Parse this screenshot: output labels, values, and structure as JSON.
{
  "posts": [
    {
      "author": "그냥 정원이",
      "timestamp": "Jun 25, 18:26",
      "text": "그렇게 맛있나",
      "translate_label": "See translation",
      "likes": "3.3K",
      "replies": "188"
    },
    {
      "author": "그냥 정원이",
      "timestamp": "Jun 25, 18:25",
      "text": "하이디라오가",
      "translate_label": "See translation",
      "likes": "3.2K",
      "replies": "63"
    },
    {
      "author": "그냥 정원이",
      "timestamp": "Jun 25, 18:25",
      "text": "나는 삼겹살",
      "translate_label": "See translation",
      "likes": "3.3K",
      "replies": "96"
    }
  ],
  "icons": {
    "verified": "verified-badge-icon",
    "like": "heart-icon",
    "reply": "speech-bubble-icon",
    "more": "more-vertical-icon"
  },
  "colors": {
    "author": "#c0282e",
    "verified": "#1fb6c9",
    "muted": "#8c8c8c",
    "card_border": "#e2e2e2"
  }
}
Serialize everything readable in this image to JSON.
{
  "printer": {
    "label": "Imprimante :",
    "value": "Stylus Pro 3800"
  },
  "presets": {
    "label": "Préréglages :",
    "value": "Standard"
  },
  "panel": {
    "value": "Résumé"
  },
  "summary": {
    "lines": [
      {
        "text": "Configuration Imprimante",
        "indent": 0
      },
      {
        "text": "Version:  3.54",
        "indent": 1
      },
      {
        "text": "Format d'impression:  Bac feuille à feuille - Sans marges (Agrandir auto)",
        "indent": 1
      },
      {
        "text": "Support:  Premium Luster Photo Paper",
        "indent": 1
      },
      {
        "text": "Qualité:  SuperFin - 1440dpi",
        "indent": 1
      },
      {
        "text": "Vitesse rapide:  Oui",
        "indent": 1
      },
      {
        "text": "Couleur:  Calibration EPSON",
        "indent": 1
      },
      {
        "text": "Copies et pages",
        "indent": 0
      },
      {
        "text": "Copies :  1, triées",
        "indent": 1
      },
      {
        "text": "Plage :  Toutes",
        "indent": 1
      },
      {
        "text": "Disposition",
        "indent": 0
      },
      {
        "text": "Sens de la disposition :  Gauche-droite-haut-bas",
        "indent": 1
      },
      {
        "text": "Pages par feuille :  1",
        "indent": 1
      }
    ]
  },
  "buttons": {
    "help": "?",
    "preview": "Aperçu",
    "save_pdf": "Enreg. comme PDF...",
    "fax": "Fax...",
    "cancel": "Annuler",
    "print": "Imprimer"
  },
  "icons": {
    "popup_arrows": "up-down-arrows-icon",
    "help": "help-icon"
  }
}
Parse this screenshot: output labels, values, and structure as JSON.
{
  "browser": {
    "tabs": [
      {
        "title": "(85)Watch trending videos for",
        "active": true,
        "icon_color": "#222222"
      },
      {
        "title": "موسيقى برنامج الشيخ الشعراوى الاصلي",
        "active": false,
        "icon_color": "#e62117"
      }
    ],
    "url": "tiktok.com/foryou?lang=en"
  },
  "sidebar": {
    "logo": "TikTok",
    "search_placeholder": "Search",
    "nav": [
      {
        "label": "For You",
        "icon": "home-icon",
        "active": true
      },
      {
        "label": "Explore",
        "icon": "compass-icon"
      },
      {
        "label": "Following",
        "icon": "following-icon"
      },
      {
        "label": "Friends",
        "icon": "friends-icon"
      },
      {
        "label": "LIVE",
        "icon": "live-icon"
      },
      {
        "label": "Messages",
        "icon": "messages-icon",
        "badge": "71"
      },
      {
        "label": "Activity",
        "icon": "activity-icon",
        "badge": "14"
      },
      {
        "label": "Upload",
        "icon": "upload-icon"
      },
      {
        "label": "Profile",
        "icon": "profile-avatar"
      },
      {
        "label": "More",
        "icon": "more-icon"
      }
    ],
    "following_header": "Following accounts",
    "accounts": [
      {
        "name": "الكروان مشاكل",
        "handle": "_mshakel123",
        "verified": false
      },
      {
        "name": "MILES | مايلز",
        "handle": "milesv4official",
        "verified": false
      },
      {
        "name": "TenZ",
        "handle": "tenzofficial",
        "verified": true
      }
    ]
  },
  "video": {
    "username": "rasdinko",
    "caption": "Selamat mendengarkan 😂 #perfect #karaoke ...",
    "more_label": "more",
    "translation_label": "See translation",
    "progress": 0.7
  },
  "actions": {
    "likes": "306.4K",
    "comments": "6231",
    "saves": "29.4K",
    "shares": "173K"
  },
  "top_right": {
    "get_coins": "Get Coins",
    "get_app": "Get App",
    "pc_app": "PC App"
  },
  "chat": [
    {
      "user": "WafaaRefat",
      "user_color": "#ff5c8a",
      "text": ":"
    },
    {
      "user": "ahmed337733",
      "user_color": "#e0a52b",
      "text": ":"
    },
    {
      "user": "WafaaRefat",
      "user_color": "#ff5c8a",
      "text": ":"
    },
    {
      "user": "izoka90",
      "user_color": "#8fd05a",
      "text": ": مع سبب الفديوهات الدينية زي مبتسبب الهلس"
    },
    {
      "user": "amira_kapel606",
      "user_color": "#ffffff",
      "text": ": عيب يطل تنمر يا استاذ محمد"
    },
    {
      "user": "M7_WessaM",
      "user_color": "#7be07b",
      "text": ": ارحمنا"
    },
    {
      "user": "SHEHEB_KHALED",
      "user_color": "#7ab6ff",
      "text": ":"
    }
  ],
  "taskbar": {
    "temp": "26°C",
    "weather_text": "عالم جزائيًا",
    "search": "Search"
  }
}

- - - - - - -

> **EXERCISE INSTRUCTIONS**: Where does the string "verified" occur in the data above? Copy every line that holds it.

> **RESPONSE TO THE EXERCISE**:
    "verified": "verified-badge-icon",
    "verified": "#1fb6c9",
        "verified": false
        "verified": false
        "verified": true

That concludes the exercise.